The Met exhibit is captivating from the start; Baroque paintings of Louis XIV are unusually hung on striking pink walls, creating an ultra luxurious and celebratory feel that filters through the entire exhibition.  These paintings reveal some of the earliest expressions of Camp, and they are perfectly juxtaposed with designs by Jean Paul Gaultier and Karl Lagerfeld, who were inspired by these lavish styles of dress.
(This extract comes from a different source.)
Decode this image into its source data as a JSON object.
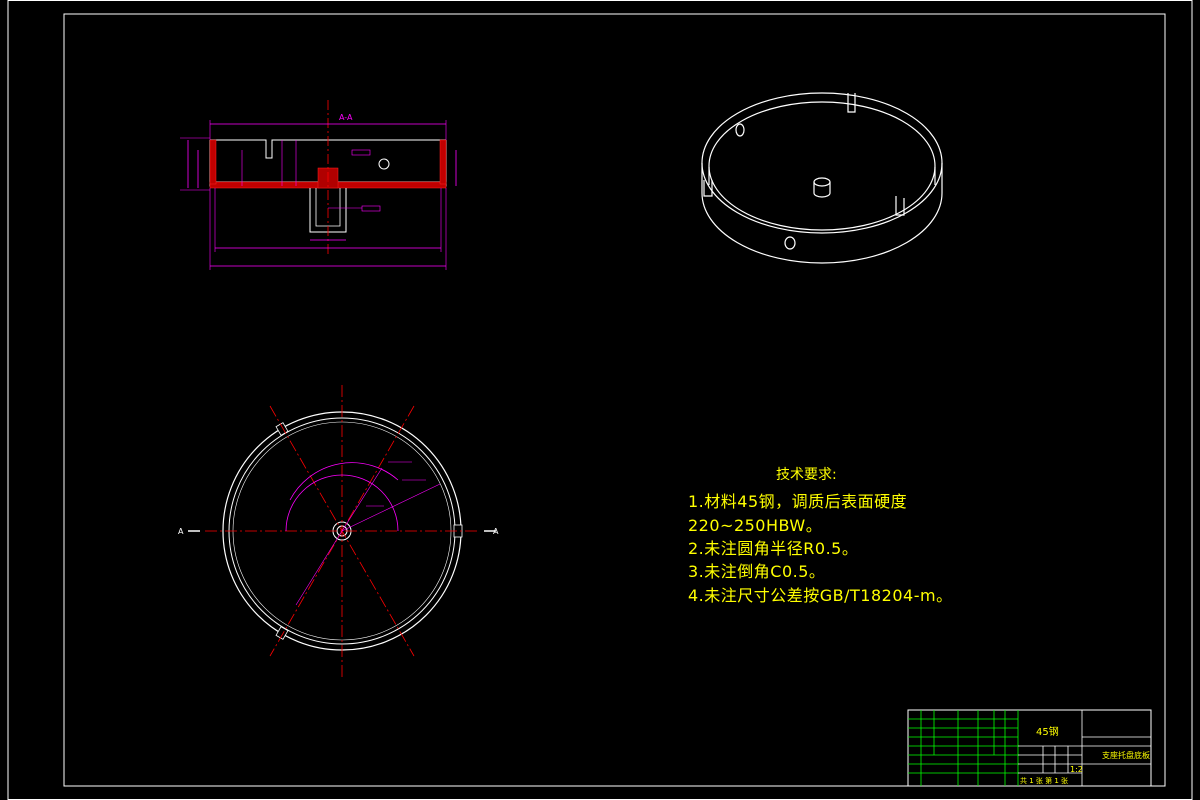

The initial pink walls set the mood for the rest of the exhibit, not only emphasizing extravagance, but also playfulness and irony.  

The playful and ironic aspects of Camp become evident once you are introduced to Susan Sontag’s famous interpretation of Camp, “Notes on ‘Camp’”, about midway through the exhibit.  Although Camp can be overwhelmingly pompous, it’s also a celebration of the ordinary, as Sontag declares that Camp “makes no distinction between the unique object and the mass produced object.  Camp taste transcends the nausea of the replica.” Some amusing examples of this includes a dress with Warhol’s famous Campell’s soup print and a Moschino gown with a print of a beer can.

While its foundation may have been in a luxury lifestyle reserved for the elite, Camp today, is an inclusive, embraceful style and way of thinking that seeks to celebrate and enjoy life.  Camp is to have fun and to be made fun of, but in a completely loving, good-natured manner. Camp is highly personal, which makes this costume exhibition so unique. It may be a verb, noun, or adjective, but at its core, Camp is a mindset; it’s Balenciaga crocs, or anything that gets everyone’s attention.

For Summer 2019, ArtMuse NY will offer group and private tours of Camp at The Met, led by Natasha Roberts. Check our blog weekly to keep up with arts & culture happenings in New York City and around the world.

Contributor Chloe Kantor